## What you are asked to do
Tally the lines below that contain the word "dolor", then give the tally and nothing more.

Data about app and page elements
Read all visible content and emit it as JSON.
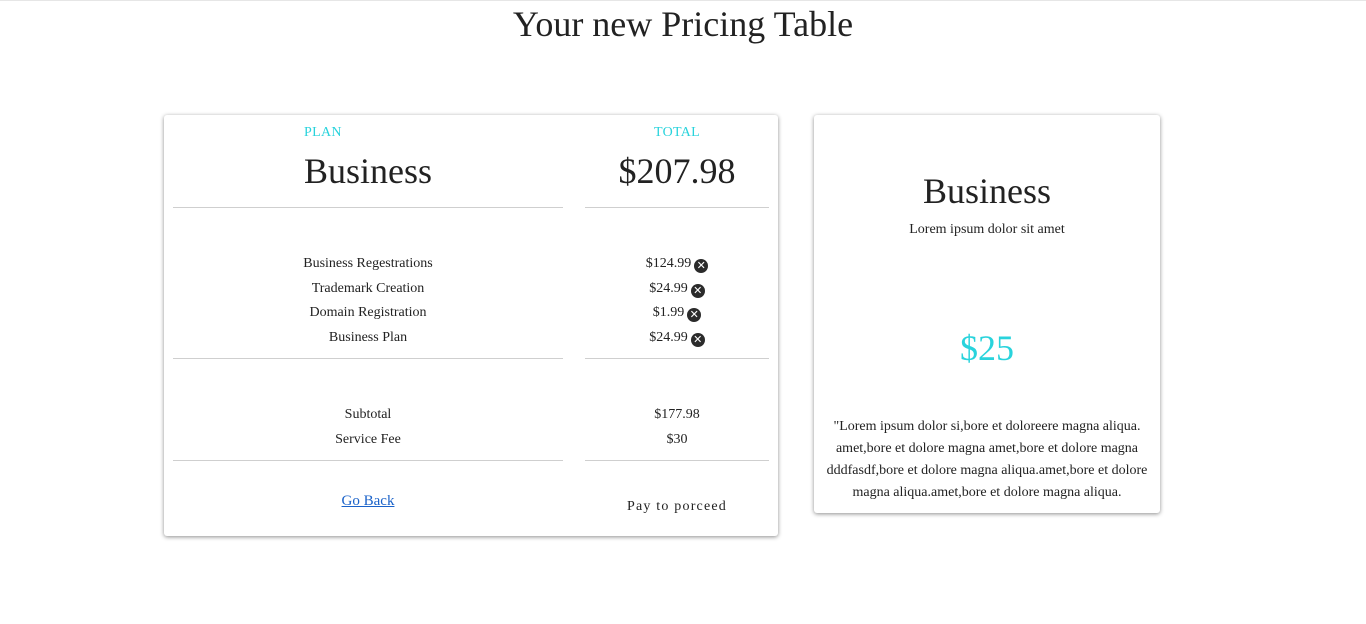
{
  "page": {
    "title": "Your new Pricing Table"
  },
  "checkout": {
    "plan_label": "PLAN",
    "plan_name": "Business",
    "total_label": "TOTAL",
    "total_value": "$207.98",
    "items": [
      {
        "name": "Business Regestrations",
        "price": "$124.99"
      },
      {
        "name": "Trademark Creation",
        "price": "$24.99"
      },
      {
        "name": "Domain Registration",
        "price": "$1.99"
      },
      {
        "name": "Business Plan",
        "price": "$24.99"
      }
    ],
    "totals": [
      {
        "name": "Subtotal",
        "value": "$177.98"
      },
      {
        "name": "Service Fee",
        "value": "$30"
      }
    ],
    "back_label": "Go Back",
    "pay_label": "Pay to porceed",
    "remove_icon": "close-circle-icon"
  },
  "plan_card": {
    "title": "Business",
    "subtitle": "Lorem ipsum dolor sit amet",
    "price": "$25",
    "description": "\"Lorem ipsum dolor si,bore et doloreere magna aliqua. amet,bore et dolore magna amet,bore et dolore magna dddfasdf,bore et dolore magna aliqua.amet,bore et dolore magna aliqua.amet,bore et dolore magna aliqua."
  },
  "colors": {
    "accent": "#29d3dc",
    "link": "#1a62c9",
    "text": "#222222",
    "divider": "#cfcfcf"
  }
}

## Exercise output
2